EXERCISE DETAILS: Please copy each line from the entries that contains the string "this".

========================================================================

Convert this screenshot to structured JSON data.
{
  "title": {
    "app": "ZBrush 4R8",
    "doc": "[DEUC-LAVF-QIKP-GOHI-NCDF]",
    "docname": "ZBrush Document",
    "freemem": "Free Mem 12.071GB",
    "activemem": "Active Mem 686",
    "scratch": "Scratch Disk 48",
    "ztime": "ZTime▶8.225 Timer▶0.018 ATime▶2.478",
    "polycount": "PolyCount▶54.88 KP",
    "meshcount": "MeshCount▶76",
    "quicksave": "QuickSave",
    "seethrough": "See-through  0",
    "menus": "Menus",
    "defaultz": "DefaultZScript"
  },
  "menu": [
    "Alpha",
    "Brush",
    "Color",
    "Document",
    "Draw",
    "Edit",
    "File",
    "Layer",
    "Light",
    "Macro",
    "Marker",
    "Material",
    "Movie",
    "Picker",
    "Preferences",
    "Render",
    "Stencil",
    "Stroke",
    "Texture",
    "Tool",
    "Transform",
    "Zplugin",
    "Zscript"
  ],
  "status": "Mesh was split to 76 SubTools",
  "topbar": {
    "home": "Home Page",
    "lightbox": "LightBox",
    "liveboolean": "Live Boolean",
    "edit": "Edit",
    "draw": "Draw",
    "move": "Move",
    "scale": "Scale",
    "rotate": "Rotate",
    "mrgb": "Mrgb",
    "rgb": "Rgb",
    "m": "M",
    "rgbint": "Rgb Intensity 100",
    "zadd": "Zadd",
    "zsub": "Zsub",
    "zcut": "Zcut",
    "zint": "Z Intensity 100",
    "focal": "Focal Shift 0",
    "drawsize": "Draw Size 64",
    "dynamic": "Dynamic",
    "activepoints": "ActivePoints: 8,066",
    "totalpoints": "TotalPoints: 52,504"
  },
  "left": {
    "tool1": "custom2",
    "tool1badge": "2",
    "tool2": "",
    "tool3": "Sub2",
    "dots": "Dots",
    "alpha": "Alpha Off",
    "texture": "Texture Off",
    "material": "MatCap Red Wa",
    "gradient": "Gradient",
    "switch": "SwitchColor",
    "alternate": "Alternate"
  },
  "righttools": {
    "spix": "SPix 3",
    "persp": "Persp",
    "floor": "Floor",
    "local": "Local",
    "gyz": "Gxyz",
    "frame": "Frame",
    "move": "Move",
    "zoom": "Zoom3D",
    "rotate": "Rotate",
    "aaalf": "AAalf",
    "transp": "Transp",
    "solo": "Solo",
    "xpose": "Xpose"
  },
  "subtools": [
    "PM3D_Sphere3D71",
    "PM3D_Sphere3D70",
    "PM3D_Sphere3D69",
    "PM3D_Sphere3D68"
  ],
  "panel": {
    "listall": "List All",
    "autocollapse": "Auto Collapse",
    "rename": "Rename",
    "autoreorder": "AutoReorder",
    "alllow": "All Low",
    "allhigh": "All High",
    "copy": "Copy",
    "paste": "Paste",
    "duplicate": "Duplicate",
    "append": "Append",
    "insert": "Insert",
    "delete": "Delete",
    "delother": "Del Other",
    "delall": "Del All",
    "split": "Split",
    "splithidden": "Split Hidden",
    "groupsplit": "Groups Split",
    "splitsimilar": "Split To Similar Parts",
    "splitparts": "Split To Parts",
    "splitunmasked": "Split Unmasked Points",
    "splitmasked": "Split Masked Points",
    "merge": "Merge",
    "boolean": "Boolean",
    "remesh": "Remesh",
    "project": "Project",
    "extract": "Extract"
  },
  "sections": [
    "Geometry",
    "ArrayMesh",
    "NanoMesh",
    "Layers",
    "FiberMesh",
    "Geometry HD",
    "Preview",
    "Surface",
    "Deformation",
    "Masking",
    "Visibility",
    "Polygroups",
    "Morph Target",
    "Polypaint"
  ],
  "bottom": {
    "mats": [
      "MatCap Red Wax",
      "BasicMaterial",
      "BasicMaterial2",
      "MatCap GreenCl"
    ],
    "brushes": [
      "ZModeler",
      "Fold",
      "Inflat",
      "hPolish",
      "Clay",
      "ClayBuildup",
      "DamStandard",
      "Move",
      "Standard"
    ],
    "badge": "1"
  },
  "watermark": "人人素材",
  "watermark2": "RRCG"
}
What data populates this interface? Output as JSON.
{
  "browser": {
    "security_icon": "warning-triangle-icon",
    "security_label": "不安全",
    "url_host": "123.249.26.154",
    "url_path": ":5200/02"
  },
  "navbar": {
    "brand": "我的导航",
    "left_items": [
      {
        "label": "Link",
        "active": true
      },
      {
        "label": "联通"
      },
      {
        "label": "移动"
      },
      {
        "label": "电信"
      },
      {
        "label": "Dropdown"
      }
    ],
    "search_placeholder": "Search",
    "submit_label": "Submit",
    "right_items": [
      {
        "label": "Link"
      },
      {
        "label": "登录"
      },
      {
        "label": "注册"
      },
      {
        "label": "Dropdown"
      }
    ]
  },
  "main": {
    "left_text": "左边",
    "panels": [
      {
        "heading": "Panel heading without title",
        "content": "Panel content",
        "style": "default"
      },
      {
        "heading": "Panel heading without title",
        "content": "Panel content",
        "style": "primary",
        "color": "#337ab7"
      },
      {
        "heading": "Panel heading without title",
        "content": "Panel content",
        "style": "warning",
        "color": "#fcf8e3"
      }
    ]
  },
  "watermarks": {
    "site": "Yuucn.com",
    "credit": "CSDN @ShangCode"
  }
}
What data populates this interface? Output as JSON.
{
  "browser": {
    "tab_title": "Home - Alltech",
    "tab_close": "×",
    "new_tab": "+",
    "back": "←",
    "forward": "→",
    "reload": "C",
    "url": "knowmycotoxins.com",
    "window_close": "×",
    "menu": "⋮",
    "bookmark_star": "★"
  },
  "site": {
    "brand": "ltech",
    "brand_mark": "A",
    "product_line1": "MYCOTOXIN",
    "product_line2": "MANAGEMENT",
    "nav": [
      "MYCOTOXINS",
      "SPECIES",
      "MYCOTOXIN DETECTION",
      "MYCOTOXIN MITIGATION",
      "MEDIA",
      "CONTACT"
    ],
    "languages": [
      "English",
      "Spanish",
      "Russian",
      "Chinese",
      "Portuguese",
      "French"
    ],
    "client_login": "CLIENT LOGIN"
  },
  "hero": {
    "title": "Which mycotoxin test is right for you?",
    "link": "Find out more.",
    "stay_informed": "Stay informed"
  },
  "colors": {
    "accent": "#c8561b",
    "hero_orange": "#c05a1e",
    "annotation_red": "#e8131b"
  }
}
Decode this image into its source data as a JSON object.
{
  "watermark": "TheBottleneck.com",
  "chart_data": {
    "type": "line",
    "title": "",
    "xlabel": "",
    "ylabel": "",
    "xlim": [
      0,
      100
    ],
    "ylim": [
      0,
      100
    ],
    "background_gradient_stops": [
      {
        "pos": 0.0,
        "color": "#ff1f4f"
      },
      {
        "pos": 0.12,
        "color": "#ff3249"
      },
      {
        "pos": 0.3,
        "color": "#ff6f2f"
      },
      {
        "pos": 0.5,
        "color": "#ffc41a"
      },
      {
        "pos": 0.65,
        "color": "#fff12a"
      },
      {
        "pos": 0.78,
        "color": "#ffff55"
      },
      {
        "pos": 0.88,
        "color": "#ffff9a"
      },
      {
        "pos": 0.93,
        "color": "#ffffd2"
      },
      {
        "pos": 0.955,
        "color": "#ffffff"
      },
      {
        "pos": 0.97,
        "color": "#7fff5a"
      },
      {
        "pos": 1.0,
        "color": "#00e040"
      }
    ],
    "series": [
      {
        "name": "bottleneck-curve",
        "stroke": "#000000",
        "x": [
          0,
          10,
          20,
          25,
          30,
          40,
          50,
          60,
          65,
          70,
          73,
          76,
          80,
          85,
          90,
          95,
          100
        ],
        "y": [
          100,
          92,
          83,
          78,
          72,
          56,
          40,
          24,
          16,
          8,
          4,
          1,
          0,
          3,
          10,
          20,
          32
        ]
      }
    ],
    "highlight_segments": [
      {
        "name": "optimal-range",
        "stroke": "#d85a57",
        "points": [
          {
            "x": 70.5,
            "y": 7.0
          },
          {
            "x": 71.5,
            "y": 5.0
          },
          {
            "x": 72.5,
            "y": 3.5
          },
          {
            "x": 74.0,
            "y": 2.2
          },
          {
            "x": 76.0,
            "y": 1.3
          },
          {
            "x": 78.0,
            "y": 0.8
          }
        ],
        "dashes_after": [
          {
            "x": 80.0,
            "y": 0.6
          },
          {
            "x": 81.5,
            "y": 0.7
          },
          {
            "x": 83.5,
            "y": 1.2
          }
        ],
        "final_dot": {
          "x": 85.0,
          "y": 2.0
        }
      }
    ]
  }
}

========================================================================

TASK RESPONSE:
Convert this screenshot to structured JSON data.
What data populates this interface? Output as JSON.
What data populates this interface? Output as JSON.
Decode this image into its source data as a JSON object.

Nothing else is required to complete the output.